It cited record typhoon seasons in Asia (before this summer's onslaught was properly underway) and last year's tropical storm Vince - the first to make landfall on the Iberian Peninsula.
The report also forecast that other previously low-risk or hurricane-free areas could become more vulnerable and warned of the inadequacy of current capital and pricing models.
Yet the report appeared against a background of softening property rates for business outside of North America, even in catastrophe-prone areas, as insurers compete for uncorrelated exposures.
Underwriting standards can still be extraordinarily lax, with some companies ready to accept only minimal information if it provides a competitive advantage.
A growing imbalance
By contrast, shortage of capacity is pushing US catastrophe ('CAT') rates steadily higher to levels that could prove unsustainable. Something will eventually have to give to correct this imbalance.
Some hold the view that this year's more subdued hurricane season will hasten the correction, with buyers arguing that two appalling years in succession were a blip as they push for lower prices.
It is hard to be convinced by their argument. The US property market has lost significant capacity in the past year.
Capital market solutions have also proved to be a palliative, with new developments, such as insurance special purpose vehicles, dubbed 'sidecars', helping to ease the shortage. They are a development that Ascot has followed with interest and are a highly efficient route for investors to tap into the insurance sector's top underwriting talent.
Nonetheless, CAT capacity remains short, and is likely to stay so in the near term even if America's vulnerable states are spared a major windstorm for the rest of this year. Ascot and some of its peers have revisited their risk models and made them more sophisticated, while controlling risk exposure through higher premiums, tighter conditions and the application of sub-limits or aggregate limits for CAT risks. But too many others have simply hoisted a 'closed for business' sign.
With only a limited choice of players in the market, which are subject to more stringent capital requirements from the ratings agencies, Katrina could mark the end of the industry's tradition of soft market and hard market cycles.
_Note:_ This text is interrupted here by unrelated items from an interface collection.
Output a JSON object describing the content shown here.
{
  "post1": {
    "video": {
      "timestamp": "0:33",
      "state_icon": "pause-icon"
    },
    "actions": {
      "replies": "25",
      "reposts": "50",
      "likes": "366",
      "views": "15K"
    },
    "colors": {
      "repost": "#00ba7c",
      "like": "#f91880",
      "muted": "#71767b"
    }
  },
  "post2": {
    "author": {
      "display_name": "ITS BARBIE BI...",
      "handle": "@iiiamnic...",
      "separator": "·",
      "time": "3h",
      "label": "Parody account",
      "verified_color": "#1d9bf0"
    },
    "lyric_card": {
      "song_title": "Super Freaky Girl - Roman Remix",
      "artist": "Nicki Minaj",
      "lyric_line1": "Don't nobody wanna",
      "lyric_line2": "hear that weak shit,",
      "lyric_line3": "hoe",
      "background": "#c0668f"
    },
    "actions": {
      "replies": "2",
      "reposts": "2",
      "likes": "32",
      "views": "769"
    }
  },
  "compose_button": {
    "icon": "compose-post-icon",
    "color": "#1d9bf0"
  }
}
The situation is very different from 1992, when Hurricane Andrew encouraged a new wave of entrants.
It would be good to report that London is taking the opportunity to fill the resulting vacuum. More US CAT business should be heading this way as insurance becomes steadily more commoditised and pressure on margins increases. But the figures suggest that, if anything, the volume is slightly down on a year ago.
London now has to compete with local markets that have emerged across the Atlantic, particularly around the Gulf Coast, which bore the brunt of Katrina. Houston has emerged as an important centre, offering the local energy market $750m (£397.5m) of capacity and players large enough to assume significant amounts of risk.
In this environment, Lloyd's risks punching below its weight and ending up with business that the local market is unable to accommodate or does not want. Ascot believes that a local presence in the US is increasingly important, to access markets that may otherwise remain closed if we rely entirely on brokers.
We can offer the tradition, the security and the underwriting expertise that increasingly complex risks require, but we need to set out our stall where buyers can see it and also attract the non-capacity "counter balance" risks.
There is still a tendency for Lloyd's to be regarded as a single entity across the Atlantic, which can hamper our efforts in accessing new business.
North America is only part of a wider geographical reach. Ascot seeks to be more evident in the Asian market. An office in Singapore is under consideration as the logical next step in taking our products to the rest of the world.
Proactive thinking is vital in today's challenging market. Insurers and reinsurers that merely react to a fast-changing world will quickly find their business seeking a home that offers nimbler minds. IT
' Martin Reith is chief executive of Ascot Underwriting